As baby boomers approach retirement and the national economy nears a possible recession, pressure is mounting. Medicaid spending was projected to grow by more than 7 percent in 2007, the NGA said, driven largely by recent changes in prescription drug coverage. And health-care costs will continue rising at an average annual rate of about 8 percent over the next 10 years, according to Congressional Budget Office projections.
"[Medicaid] is the largest budget item in just about every state. It's now a massive insurance program, and states are increasingly running up against shortfalls," said Ray Hanley, former director of Arkansas Medicaid and now client executive of Electronic Data Systems (EDS).
"Medicaid is the last bastion of the otherwise uninsurable. About 50 percent of all deliveries in every state are funded by Medicaid. They get the frail, blind, lame, high-risk and handicapped infants," he added. "Medicaid supports the long-term care industry. In every state, from 75 to 80 percent of nursing home recipients are on Medicaid. Medicaid supports the majority of the mental health industry."
Emerging state IT projects show how agencies can use technology to cut Medicaid costs, and quantifying the various cost drivers is often the first step. That measurement process is helping states identify and remedy the inappropriate service usage, late diagnoses and fraud partially responsible for surging Medicaid expenses.
People often think of hospital emergency rooms (ER) as default destinations for treating ailments better suited for personal doctors' offices, said Mike Fogarty, CEO of the Oklahoma Health Care Authority (OHCA). Most states identify inappropriate ER visits as a primary factor driving up Medicaid costs. Oklahoma devised an IT strategy that cut ER visits by 42 percent, resulting in $8.3 million in Medicaid savings to date.
The OHCA tracked Medicaid patients' ER visits and flagged inappropriate visits for corrective intervention. That meant contacting those patients after the visits to clarify proper ER use. However, often those patients didn't have private practice doctors, which led to the other goal of the project: to get more Medicaid patients into the care of private practice doctors. Once that happened, the OHCA could use IT to hold those doctors responsible when their Medicaid patients visited ERs inappropriately.
But there was another obstacle. Many private doctors didn't want Medicaid patients, said Fogarty. The program's bureaucracy made those patients a burden to serve. Could IT fix that? The OHCA started by targeting the hassle of serving Medicaid patients.
In 2003, the OHCA implemented its EDS-supported Medicaid Management Information System (MMIS) to connect medical providers and Medicaid patients to a centralized statewide database. The MMIS offered doctors a quick way to submit Medicaid claims for patients that eliminated the busy work of the old process.
"They no longer deal with paper claim forms that get either mishandled at the provider or state level. You eliminate the state input person who takes a paper form and tries to interpret it. The provider literally puts in a claim, enters that claim on a Web-based system that edits it, and it immediately tells the provider if they're leaving out a required element of that claim," Fogarty said.

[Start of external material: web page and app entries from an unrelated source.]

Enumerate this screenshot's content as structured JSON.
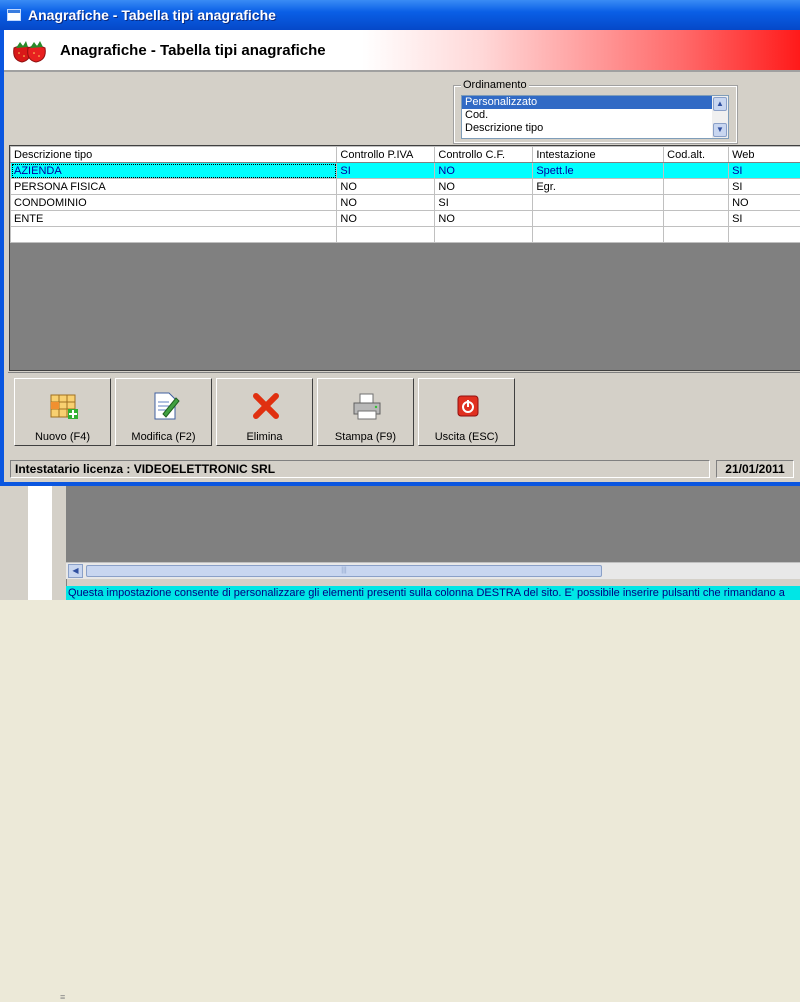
{
  "window": {
    "title": "Anagrafiche - Tabella tipi anagrafiche"
  },
  "header": {
    "title": "Anagrafiche - Tabella tipi anagrafiche"
  },
  "ordinamento": {
    "legend": "Ordinamento",
    "items": [
      "Personalizzato",
      "Cod.",
      "Descrizione tipo"
    ],
    "selected": "Personalizzato"
  },
  "grid": {
    "columns": [
      "Descrizione tipo",
      "Controllo P.IVA",
      "Controllo C.F.",
      "Intestazione",
      "Cod.alt.",
      "Web"
    ],
    "rows": [
      [
        "AZIENDA",
        "SI",
        "NO",
        "Spett.le",
        "",
        "SI"
      ],
      [
        "PERSONA FISICA",
        "NO",
        "NO",
        "Egr.",
        "",
        "SI"
      ],
      [
        "CONDOMINIO",
        "NO",
        "SI",
        "",
        "",
        "NO"
      ],
      [
        "ENTE",
        "NO",
        "NO",
        "",
        "",
        "SI"
      ],
      [
        "",
        "",
        "",
        "",
        "",
        ""
      ]
    ],
    "highlight_color": "#00ffff"
  },
  "toolbar": {
    "nuovo": "Nuovo (F4)",
    "modifica": "Modifica (F2)",
    "elimina": "Elimina",
    "stampa": "Stampa (F9)",
    "uscita": "Uscita (ESC)"
  },
  "status": {
    "license": "Intestatario licenza : VIDEOELETTRONIC SRL",
    "date": "21/01/2011"
  },
  "background": {
    "info_text": "Questa impostazione consente di personalizzare gli elementi presenti sulla colonna DESTRA del sito. E' possibile inserire pulsanti che rimandano a"
  }
}
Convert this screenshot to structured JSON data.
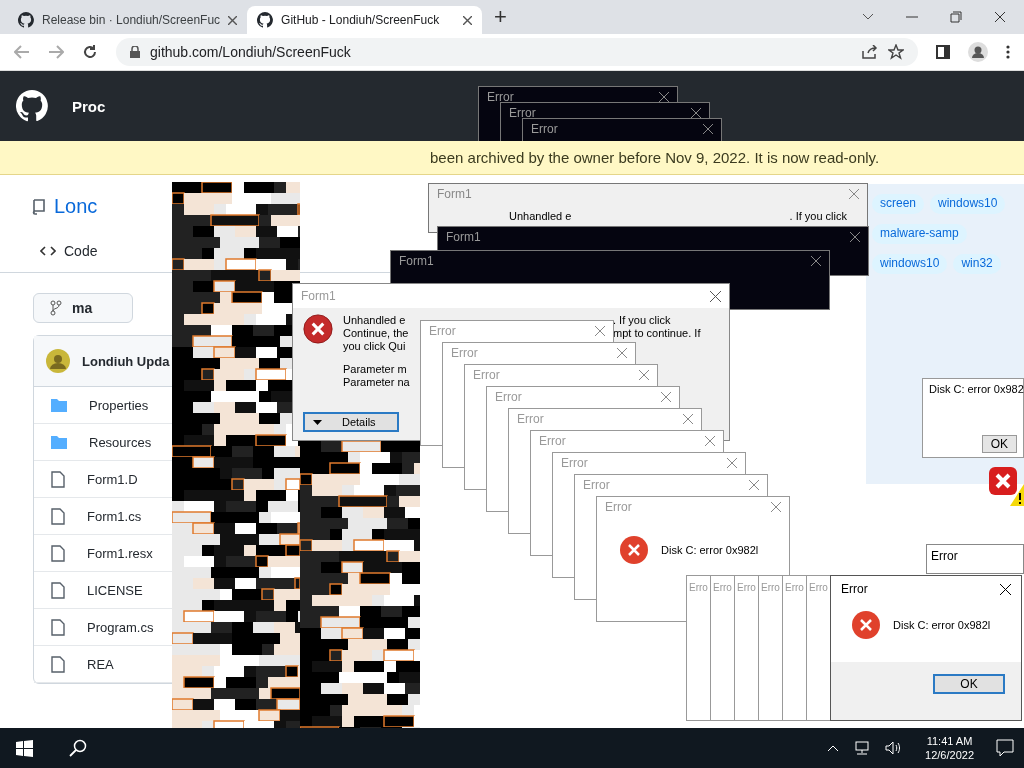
{
  "browser": {
    "tabs": [
      {
        "title": "Release bin · Londiuh/ScreenFuc",
        "selected": false
      },
      {
        "title": "GitHub - Londiuh/ScreenFuck",
        "selected": true
      }
    ],
    "new_tab": "+",
    "url": "github.com/Londiuh/ScreenFuck"
  },
  "github": {
    "header_text": "Proc",
    "repo_name": "Lonc",
    "tab": "Code",
    "branch": "ma",
    "commit_author": "Londiuh Upda",
    "files": [
      {
        "name": "Properties",
        "kind": "folder"
      },
      {
        "name": "Resources",
        "kind": "folder"
      },
      {
        "name": "Form1.D",
        "kind": "file"
      },
      {
        "name": "Form1.cs",
        "kind": "file"
      },
      {
        "name": "Form1.resx",
        "kind": "file"
      },
      {
        "name": "LICENSE",
        "kind": "file"
      },
      {
        "name": "Program.cs",
        "kind": "file"
      },
      {
        "name": "REA",
        "kind": "file"
      }
    ]
  },
  "archive_notice": "been archived by the owner before Nov 9, 2022. It is now read-only.",
  "back_windows": [
    {
      "title": "Error",
      "kind": "dark"
    },
    {
      "title": "Error",
      "kind": "dark"
    },
    {
      "title": "Error",
      "kind": "dark"
    },
    {
      "title": "Form1",
      "kind": "light",
      "text_left": "Unhandled e",
      "text_right": ". If you click"
    },
    {
      "title": "Form1",
      "kind": "dark"
    },
    {
      "title": "Form1",
      "kind": "dark"
    }
  ],
  "form1_dialog": {
    "title": "Form1",
    "message_left": [
      "Unhandled e",
      "Continue, the",
      "you click Qui"
    ],
    "message_right": [
      ". If you click",
      "mpt to continue. If"
    ],
    "parameters": [
      "Parameter m",
      "Parameter na"
    ],
    "details_button": "Details"
  },
  "error_cascade": [
    {
      "title": "Error"
    },
    {
      "title": "Error"
    },
    {
      "title": "Error"
    },
    {
      "title": "Error"
    },
    {
      "title": "Error"
    },
    {
      "title": "Error"
    },
    {
      "title": "Error"
    },
    {
      "title": "Error"
    },
    {
      "title": "Error",
      "message": "Disk C: error 0x982l"
    }
  ],
  "error_strip": [
    "Erro",
    "Erro",
    "Erro",
    "Erro",
    "Erro",
    "Erro"
  ],
  "final_dialog": {
    "title": "Error",
    "message": "Disk C: error 0x982l",
    "button": "OK"
  },
  "side_panel": {
    "tags": [
      "screen",
      "windows10",
      "malware-samp",
      "windows10",
      "win32"
    ],
    "error_text": "Disk C: error 0x982",
    "button": "OK",
    "window_title": "Error"
  },
  "taskbar": {
    "time": "11:41 AM",
    "date": "12/6/2022"
  }
}
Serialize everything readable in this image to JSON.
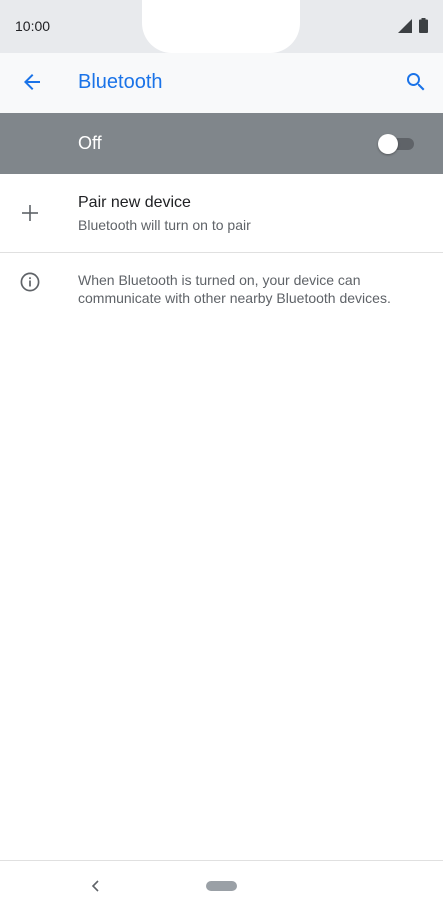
{
  "status_bar": {
    "time": "10:00",
    "icons": [
      "signal-icon",
      "battery-icon"
    ]
  },
  "app_bar": {
    "title": "Bluetooth",
    "back_icon": "arrow-back-icon",
    "search_icon": "search-icon"
  },
  "master_switch": {
    "label": "Off",
    "state": "off"
  },
  "pair_device": {
    "title": "Pair new device",
    "subtitle": "Bluetooth will turn on to pair",
    "icon": "plus-icon"
  },
  "info": {
    "icon": "info-icon",
    "text": "When Bluetooth is turned on, your device can communicate with other nearby Bluetooth devices."
  },
  "nav_bar": {
    "icons": [
      "nav-back-icon",
      "home-pill-icon"
    ]
  },
  "colors": {
    "accent": "#1a73e8",
    "master_bar": "#80868b",
    "status_bar": "#e8eaed",
    "app_bar": "#f8f9fa"
  }
}
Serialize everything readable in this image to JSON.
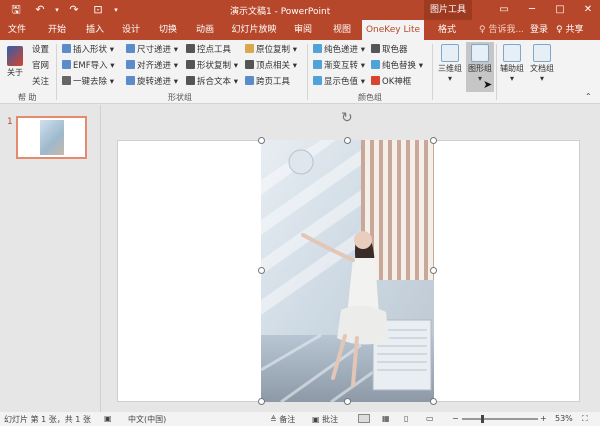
{
  "titlebar": {
    "title": "演示文稿1 - PowerPoint",
    "context_label": "图片工具",
    "qat": [
      "save-icon",
      "undo-icon",
      "redo-icon",
      "present-icon",
      "customize-icon"
    ],
    "win": [
      "─",
      "□",
      "✕"
    ]
  },
  "tabs": [
    {
      "label": "文件"
    },
    {
      "label": "开始"
    },
    {
      "label": "插入"
    },
    {
      "label": "设计"
    },
    {
      "label": "切换"
    },
    {
      "label": "动画"
    },
    {
      "label": "幻灯片放映"
    },
    {
      "label": "审阅"
    },
    {
      "label": "视图"
    },
    {
      "label": "OneKey Lite"
    },
    {
      "label": "格式"
    }
  ],
  "tellme": "♀ 告诉我...",
  "login": "登录",
  "share": "♀ 共享",
  "ribbon": {
    "help": {
      "about": "关于",
      "settings": "设置",
      "official": "官网",
      "follow": "关注",
      "group": "帮 助"
    },
    "shape": {
      "c1": [
        "插入形状 ▾",
        "EMF导入 ▾",
        "一键去除 ▾"
      ],
      "c2": [
        "尺寸递进 ▾",
        "对齐递进 ▾",
        "旋转递进 ▾"
      ],
      "c3": [
        "控点工具",
        "形状复制 ▾",
        "拆合文本 ▾"
      ],
      "c4": [
        "原位复制 ▾",
        "顶点相关 ▾",
        "跨页工具"
      ],
      "group": "形状组"
    },
    "color": {
      "c1": [
        "纯色递进 ▾",
        "渐变互转 ▾",
        "显示色值 ▾"
      ],
      "c2": [
        "取色器",
        "纯色替换 ▾",
        "OK神框"
      ],
      "group": "颜色组"
    },
    "big": [
      {
        "label": "三维组 ▾"
      },
      {
        "label": "图形组 ▾"
      },
      {
        "label": "辅助组 ▾"
      },
      {
        "label": "文档组 ▾"
      }
    ]
  },
  "thumbnails": {
    "number": "1"
  },
  "statusbar": {
    "slide_info": "幻灯片 第 1 张，共 1 张",
    "language": "中文(中国)",
    "notes": "≜ 备注",
    "comments": "▣ 批注",
    "zoom": "53%",
    "zoom_fraction": 0.53
  },
  "colors": {
    "accent": "#b7472a",
    "ribbon_bg": "#f3f3f3"
  }
}
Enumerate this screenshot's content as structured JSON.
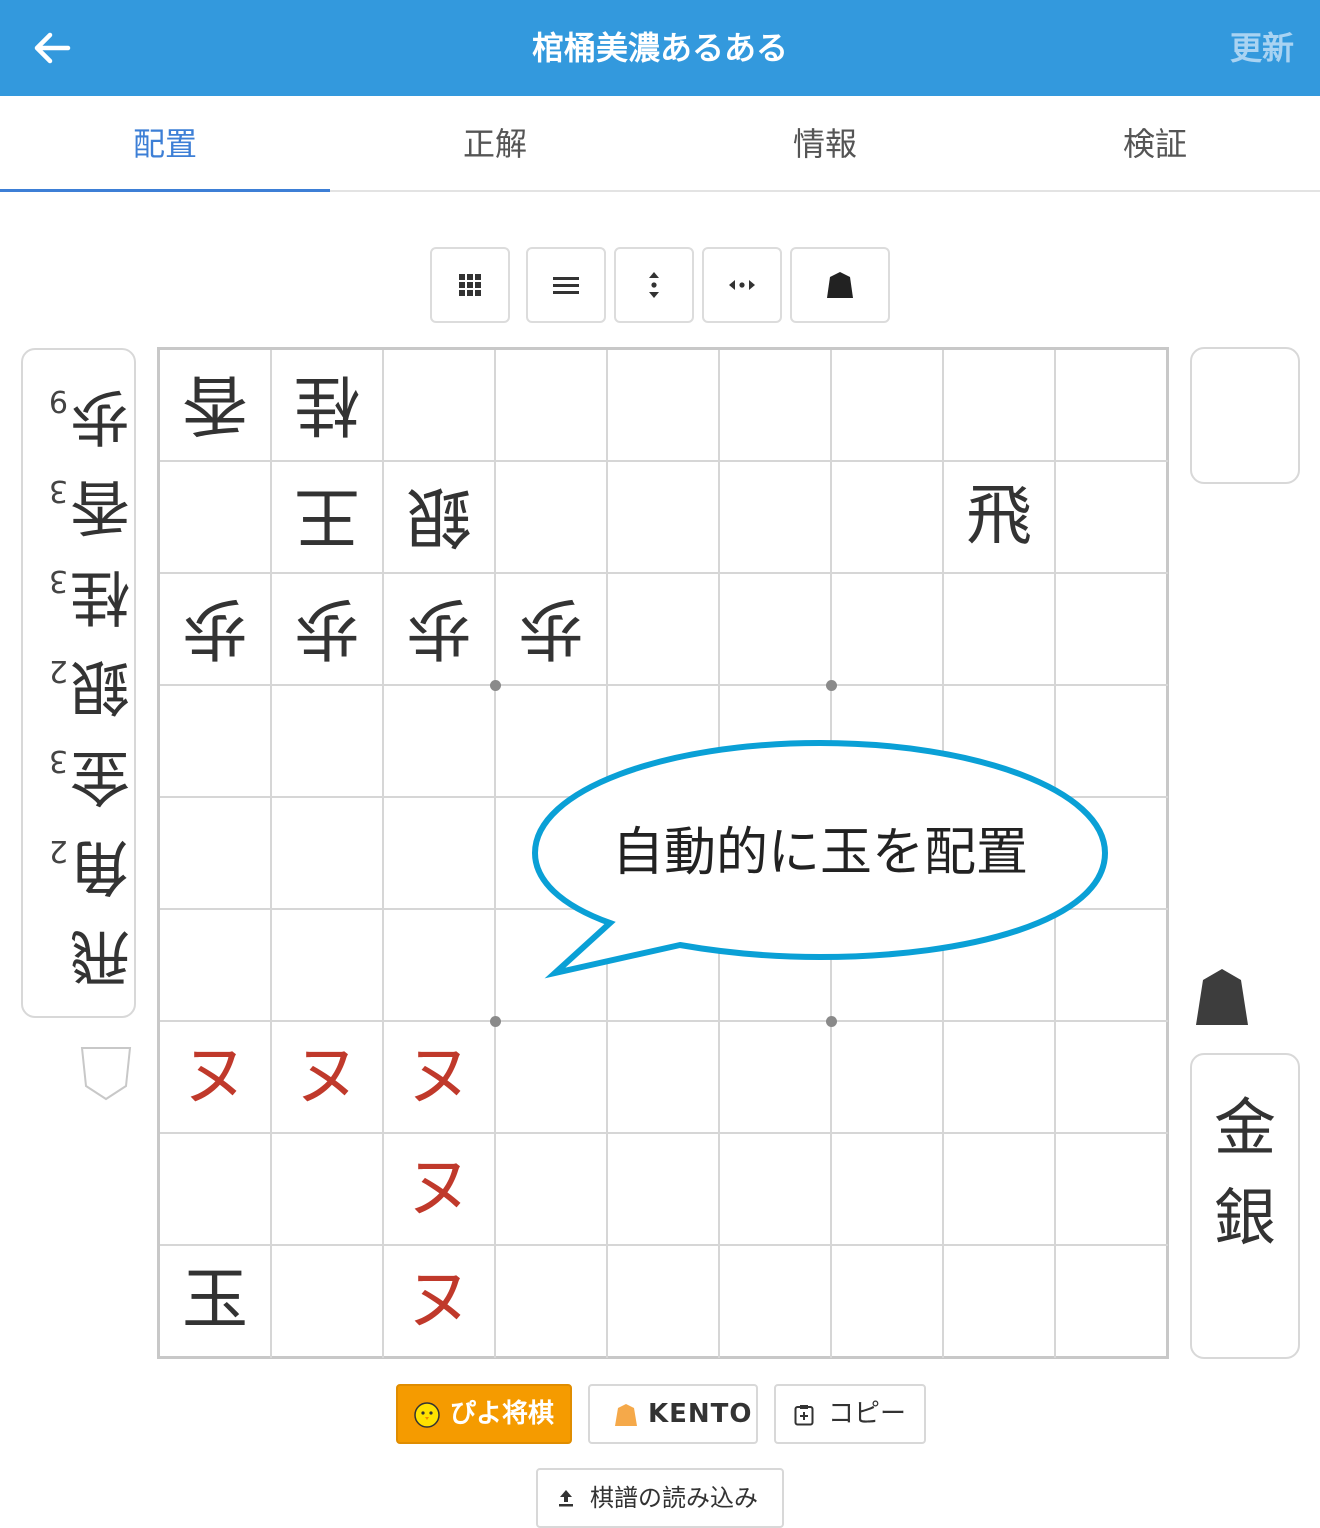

In the past, providers mailed paper claims and could find out weeks later that a claim was missing information. Doctors had to correct those mistakes before receiving payment. By skipping that process, the electronic system enabled the OHCA to accelerate payments to doctors.
"Our system actually generates an electronic deposit to the provider's account. If the claim comes in by midday Wednesday, there will be an electronic deposit processed and payment of